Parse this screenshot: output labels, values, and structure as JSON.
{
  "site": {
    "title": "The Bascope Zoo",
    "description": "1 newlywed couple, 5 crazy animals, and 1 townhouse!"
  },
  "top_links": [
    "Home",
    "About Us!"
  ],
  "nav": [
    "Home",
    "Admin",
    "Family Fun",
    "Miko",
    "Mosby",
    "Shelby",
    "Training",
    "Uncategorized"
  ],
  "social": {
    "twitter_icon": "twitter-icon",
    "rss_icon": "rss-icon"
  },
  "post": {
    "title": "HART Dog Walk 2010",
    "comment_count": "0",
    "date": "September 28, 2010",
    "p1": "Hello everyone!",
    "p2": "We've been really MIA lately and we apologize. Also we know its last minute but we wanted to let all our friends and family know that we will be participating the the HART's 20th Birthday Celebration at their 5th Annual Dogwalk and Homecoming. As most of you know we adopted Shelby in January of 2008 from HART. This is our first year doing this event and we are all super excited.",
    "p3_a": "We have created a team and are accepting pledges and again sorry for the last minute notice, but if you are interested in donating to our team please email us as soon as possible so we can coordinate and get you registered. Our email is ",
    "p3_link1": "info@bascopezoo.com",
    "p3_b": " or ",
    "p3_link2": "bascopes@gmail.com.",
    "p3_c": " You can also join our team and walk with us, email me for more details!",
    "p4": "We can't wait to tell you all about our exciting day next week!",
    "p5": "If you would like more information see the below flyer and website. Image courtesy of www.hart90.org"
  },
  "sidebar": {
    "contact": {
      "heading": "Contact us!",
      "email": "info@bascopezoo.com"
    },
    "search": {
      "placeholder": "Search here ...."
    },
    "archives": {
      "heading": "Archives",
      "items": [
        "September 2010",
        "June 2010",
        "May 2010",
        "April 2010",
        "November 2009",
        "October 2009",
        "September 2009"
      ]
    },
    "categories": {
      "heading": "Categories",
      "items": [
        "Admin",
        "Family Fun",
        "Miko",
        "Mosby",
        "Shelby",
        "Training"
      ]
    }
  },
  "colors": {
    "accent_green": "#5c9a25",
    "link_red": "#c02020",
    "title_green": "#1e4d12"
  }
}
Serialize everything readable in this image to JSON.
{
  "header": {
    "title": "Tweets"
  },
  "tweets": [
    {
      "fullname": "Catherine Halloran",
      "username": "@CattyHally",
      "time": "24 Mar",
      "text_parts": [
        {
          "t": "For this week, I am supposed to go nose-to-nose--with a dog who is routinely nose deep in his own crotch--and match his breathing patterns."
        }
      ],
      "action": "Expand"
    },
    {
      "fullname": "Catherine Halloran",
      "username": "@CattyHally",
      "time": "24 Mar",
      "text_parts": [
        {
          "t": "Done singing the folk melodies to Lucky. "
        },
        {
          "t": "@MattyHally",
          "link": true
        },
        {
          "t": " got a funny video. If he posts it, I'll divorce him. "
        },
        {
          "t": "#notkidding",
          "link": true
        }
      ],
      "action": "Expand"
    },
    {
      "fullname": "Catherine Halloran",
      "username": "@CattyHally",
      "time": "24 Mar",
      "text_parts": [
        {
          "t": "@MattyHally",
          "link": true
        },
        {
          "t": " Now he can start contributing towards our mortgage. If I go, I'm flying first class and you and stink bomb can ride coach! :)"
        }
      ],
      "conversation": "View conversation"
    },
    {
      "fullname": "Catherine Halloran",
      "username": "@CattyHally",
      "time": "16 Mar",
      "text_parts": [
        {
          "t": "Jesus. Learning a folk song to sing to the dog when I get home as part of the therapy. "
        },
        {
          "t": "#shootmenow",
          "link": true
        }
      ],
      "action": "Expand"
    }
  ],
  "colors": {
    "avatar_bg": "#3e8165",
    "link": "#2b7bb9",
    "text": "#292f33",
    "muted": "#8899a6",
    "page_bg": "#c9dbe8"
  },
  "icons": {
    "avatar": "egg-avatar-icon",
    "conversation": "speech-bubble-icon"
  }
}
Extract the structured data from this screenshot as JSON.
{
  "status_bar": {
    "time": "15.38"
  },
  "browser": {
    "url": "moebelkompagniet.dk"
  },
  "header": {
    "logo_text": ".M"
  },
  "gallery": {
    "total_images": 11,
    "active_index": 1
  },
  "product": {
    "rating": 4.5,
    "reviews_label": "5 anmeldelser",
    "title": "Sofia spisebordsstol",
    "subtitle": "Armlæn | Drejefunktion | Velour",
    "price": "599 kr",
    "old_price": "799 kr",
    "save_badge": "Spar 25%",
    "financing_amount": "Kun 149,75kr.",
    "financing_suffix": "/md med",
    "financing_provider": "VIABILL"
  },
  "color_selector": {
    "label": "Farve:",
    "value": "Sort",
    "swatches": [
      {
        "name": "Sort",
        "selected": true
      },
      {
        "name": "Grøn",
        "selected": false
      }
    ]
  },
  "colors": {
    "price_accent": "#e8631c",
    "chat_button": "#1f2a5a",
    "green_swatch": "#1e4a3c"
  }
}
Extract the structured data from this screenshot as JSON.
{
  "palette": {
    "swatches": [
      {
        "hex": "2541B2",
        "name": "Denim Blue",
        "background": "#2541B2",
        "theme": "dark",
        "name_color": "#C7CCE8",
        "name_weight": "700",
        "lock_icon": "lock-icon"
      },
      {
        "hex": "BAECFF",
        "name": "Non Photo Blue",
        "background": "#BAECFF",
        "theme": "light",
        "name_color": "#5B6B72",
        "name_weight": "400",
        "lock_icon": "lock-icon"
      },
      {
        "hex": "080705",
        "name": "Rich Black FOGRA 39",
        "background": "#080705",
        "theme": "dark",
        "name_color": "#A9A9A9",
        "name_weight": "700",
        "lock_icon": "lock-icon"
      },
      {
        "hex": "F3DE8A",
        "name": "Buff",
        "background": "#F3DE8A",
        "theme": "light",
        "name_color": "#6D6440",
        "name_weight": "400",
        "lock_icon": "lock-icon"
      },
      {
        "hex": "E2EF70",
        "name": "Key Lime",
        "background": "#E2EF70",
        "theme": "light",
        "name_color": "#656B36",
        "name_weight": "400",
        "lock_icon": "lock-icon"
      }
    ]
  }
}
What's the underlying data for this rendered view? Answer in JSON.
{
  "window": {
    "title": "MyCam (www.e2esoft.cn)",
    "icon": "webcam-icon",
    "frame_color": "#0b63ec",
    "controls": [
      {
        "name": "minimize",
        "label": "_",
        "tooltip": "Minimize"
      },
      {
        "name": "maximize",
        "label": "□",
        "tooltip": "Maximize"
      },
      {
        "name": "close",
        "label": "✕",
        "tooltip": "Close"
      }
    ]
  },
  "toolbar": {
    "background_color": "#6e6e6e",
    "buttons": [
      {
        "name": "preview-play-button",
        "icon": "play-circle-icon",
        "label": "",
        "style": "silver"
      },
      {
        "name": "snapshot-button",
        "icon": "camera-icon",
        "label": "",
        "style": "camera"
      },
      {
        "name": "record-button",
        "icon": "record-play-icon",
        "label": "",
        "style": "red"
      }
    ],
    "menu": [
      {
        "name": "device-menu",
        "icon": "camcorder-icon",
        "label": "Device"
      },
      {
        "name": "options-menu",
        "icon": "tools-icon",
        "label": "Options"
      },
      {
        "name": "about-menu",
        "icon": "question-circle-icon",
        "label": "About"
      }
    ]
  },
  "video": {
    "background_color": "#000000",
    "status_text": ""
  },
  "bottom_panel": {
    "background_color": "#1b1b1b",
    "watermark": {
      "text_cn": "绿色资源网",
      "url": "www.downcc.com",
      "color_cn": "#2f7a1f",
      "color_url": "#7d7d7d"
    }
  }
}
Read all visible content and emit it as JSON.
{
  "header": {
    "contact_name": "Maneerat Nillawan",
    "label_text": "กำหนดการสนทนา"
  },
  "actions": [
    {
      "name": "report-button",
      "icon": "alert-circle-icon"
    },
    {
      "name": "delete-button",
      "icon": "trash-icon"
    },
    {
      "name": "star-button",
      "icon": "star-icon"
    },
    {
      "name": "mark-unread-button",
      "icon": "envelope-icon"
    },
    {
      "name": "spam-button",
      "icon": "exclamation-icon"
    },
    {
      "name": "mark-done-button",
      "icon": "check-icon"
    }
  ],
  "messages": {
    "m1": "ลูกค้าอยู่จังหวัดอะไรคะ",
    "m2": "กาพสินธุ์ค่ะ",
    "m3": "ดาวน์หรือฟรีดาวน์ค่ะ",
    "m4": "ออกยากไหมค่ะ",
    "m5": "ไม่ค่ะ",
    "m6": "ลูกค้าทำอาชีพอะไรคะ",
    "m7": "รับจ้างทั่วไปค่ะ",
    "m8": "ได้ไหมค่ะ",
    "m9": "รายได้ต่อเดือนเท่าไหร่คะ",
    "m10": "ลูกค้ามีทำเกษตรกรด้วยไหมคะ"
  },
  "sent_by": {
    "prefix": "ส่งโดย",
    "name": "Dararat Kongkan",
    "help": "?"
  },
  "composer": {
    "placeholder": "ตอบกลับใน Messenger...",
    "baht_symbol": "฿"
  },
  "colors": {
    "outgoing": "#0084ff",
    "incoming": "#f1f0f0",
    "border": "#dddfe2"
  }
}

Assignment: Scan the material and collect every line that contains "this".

Answer for the task:
Parse this screenshot: output labels, values, and structure as JSON.
    "p2": "We've been really MIA lately and we apologize. Also we know its last minute but we wanted to let all our friends and family know that we will be participating the the HART's 20th Birthday Celebration at their 5th Annual Dogwalk and Homecoming. As most of you know we adopted Shelby in January of 2008 from HART. This is our first year doing this event and we are all super excited.",
Serialize everything readable in this image to JSON.
          "t": "For this week, I am supposed to go nose-to-nose--with a dog who is routinely nose deep in his own crotch--and match his breathing patterns."
Extract the structured data from this screenshot as JSON.
Extract the structured data from this screenshot as JSON.
What's the underlying data for this rendered view? Answer in JSON.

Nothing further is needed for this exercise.